Segment Start: PROVIDED INFORMATION
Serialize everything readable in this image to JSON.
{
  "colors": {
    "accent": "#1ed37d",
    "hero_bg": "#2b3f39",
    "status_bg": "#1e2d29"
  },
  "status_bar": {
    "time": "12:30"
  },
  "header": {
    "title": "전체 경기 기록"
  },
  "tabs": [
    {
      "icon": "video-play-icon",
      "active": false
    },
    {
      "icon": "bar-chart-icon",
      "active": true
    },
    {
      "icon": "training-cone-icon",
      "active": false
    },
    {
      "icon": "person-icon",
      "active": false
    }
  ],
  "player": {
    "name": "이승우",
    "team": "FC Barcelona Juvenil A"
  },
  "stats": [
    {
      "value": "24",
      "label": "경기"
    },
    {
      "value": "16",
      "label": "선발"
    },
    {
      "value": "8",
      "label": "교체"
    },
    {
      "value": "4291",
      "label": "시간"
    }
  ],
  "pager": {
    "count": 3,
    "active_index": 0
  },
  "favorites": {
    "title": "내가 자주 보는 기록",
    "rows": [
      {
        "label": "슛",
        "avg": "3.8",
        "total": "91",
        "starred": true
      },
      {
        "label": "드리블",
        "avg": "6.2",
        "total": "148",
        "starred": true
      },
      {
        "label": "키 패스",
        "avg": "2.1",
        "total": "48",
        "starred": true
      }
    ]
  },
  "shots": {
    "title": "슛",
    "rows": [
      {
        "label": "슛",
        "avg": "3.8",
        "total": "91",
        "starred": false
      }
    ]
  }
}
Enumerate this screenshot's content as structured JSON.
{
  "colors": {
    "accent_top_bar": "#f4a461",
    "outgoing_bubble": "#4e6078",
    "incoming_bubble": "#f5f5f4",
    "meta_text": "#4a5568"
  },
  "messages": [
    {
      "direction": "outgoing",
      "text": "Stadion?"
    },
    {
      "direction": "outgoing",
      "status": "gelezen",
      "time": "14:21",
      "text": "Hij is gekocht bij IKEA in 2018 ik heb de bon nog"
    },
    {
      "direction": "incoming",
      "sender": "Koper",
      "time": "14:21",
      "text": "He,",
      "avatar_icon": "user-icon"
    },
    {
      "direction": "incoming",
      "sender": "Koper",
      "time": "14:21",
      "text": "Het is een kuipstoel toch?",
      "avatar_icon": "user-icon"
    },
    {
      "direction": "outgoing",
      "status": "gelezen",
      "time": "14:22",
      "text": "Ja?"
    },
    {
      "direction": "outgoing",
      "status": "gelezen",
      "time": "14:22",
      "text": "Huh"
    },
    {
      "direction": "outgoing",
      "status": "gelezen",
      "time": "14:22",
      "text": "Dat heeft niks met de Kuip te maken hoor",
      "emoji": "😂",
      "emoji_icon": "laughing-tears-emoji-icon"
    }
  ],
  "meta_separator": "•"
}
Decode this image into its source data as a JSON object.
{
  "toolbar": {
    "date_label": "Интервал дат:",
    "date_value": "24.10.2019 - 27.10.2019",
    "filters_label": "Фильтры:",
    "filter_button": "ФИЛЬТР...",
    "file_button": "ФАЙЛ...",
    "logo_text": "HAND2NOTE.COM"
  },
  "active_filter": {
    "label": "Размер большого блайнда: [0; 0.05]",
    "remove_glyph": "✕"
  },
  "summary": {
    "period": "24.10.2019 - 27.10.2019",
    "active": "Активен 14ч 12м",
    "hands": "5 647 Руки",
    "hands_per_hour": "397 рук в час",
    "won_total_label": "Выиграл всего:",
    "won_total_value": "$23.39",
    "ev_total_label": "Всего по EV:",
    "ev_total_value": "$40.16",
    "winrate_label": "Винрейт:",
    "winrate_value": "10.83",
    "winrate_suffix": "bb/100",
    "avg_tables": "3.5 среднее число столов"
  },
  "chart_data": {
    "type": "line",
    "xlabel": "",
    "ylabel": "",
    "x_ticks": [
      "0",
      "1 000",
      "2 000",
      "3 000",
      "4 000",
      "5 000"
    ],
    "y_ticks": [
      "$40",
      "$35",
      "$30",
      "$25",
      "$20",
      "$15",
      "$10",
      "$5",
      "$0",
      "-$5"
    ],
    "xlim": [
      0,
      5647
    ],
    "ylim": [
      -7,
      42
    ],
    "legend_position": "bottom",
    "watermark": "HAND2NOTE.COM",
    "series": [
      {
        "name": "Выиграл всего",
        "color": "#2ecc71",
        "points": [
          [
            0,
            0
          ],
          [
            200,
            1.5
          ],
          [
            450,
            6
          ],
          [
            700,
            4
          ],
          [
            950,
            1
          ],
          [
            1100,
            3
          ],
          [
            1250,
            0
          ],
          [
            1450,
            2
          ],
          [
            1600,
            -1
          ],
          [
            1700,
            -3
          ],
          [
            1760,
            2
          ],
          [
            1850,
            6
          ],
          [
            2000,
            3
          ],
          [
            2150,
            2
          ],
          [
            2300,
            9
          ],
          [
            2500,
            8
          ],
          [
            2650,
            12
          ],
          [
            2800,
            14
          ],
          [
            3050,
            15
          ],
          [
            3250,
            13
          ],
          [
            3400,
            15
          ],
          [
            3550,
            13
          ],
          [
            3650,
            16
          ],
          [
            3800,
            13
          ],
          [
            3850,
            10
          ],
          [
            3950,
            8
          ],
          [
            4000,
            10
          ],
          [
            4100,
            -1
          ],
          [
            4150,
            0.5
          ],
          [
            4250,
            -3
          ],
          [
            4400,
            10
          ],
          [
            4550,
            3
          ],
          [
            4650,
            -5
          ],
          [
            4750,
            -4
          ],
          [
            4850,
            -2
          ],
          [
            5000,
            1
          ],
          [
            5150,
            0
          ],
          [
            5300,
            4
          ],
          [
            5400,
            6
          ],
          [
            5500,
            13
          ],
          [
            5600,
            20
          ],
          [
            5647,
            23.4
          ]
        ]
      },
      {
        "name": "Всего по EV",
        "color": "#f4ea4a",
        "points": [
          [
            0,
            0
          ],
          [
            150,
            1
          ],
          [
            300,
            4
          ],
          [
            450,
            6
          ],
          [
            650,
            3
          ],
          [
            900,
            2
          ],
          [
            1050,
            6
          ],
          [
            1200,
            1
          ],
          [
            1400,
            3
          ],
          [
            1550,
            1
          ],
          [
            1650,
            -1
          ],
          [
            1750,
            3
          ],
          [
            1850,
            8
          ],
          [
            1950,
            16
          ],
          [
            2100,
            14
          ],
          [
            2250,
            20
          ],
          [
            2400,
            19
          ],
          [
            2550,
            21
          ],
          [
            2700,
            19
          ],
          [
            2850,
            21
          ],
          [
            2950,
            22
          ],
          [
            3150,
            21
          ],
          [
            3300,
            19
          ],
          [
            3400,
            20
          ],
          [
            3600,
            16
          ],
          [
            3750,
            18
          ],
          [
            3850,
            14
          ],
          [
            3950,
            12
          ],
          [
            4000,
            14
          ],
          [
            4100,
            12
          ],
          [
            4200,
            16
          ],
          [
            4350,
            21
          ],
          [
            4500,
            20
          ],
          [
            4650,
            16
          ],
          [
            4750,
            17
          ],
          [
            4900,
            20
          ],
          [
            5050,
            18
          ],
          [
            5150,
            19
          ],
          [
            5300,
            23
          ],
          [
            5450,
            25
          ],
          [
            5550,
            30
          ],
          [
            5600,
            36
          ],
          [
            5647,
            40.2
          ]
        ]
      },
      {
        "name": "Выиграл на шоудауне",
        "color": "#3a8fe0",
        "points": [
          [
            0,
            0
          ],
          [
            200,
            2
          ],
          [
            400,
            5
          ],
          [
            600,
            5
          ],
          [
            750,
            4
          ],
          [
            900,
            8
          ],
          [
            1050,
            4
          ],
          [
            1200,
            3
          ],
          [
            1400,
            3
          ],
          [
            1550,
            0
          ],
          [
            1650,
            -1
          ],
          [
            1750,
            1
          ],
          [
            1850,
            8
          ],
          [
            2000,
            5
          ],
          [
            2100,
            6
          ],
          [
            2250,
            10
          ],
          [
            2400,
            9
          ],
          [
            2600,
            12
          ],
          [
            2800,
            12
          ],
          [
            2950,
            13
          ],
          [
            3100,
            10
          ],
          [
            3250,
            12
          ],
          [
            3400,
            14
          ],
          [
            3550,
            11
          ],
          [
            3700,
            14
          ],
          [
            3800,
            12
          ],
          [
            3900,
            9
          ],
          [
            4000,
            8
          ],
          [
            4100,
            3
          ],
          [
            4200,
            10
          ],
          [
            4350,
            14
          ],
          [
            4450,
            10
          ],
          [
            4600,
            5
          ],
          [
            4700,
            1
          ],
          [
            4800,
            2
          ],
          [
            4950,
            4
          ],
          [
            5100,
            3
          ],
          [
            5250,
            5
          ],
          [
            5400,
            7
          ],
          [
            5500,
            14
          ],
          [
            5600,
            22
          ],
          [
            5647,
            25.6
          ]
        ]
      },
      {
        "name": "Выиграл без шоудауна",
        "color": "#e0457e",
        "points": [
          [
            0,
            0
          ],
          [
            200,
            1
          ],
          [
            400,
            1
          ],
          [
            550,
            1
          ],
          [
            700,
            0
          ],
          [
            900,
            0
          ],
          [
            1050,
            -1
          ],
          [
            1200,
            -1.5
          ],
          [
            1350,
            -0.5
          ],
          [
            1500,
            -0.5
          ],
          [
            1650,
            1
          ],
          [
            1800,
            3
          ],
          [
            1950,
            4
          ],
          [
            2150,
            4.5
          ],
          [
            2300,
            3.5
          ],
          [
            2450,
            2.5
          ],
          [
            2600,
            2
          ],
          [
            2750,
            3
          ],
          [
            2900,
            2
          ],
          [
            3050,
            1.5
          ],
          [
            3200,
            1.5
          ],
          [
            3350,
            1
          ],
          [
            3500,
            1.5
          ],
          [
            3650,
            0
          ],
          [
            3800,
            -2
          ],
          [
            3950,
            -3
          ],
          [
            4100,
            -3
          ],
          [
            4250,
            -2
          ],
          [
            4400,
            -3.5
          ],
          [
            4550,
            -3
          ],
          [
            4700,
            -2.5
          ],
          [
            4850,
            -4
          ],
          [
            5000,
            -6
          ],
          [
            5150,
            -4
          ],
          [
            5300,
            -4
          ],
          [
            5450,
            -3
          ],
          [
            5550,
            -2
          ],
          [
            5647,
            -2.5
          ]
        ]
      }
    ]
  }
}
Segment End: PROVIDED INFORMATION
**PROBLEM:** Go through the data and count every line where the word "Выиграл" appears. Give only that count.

**ANSWER SECTION:** 4